* _ASSIGNED TASK_
Once every line below with "mode" has been counted, state the total and nothing else.

* _DATA RECORDS_
++++++++++

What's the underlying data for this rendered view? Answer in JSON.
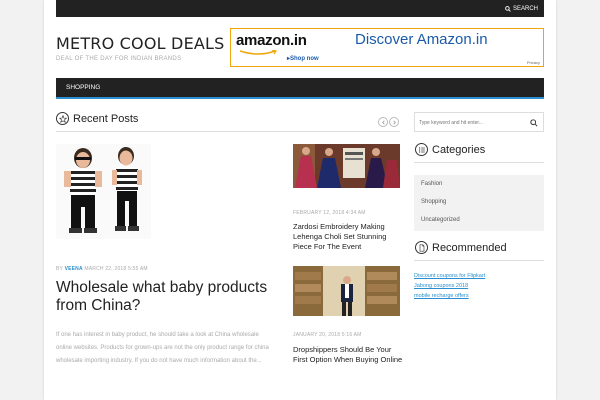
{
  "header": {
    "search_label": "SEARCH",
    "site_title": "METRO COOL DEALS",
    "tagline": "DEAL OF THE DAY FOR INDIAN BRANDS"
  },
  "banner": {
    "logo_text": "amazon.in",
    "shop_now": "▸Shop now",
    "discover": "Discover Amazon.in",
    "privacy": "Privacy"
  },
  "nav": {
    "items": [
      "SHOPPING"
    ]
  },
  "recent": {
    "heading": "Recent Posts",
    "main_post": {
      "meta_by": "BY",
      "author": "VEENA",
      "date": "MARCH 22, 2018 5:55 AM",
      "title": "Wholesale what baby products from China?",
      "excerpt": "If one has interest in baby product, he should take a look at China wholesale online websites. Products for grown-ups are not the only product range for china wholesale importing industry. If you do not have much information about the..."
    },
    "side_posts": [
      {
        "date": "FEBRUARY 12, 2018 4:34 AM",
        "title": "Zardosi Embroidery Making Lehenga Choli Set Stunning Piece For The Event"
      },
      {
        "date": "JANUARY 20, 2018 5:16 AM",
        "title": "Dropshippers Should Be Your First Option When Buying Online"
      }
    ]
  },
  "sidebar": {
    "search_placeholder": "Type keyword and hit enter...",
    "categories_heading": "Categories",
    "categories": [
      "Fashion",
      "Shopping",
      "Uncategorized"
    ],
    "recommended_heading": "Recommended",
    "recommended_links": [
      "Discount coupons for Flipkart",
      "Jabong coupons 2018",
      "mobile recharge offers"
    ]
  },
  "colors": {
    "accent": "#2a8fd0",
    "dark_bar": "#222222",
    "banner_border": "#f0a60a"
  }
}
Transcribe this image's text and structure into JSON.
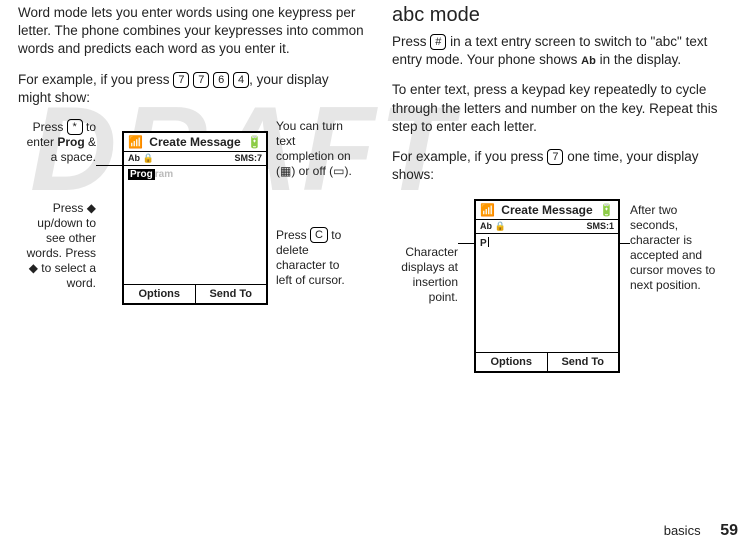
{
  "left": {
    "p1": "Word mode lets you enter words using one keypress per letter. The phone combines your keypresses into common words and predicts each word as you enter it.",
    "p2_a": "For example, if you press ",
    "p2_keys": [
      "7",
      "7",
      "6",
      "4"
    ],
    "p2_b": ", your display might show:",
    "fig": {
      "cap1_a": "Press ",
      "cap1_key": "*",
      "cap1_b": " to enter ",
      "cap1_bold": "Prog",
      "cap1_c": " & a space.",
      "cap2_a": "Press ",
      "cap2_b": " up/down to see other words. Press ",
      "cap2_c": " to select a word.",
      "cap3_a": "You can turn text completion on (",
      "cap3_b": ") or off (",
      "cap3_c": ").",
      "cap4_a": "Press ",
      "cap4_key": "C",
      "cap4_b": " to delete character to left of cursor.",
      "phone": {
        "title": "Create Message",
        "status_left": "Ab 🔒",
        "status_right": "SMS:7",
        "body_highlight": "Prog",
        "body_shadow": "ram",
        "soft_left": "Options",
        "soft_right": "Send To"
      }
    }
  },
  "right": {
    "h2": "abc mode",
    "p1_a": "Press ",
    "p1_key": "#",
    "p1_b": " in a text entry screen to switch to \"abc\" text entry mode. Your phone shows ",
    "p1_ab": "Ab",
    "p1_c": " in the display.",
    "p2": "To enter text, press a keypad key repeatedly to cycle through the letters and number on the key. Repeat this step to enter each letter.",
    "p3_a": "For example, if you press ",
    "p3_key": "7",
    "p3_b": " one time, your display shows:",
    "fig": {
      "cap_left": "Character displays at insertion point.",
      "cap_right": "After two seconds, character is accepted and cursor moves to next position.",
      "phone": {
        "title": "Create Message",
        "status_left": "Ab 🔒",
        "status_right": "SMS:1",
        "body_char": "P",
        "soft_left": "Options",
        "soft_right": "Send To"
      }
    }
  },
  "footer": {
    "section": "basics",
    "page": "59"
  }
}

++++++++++

* _REPLY_
3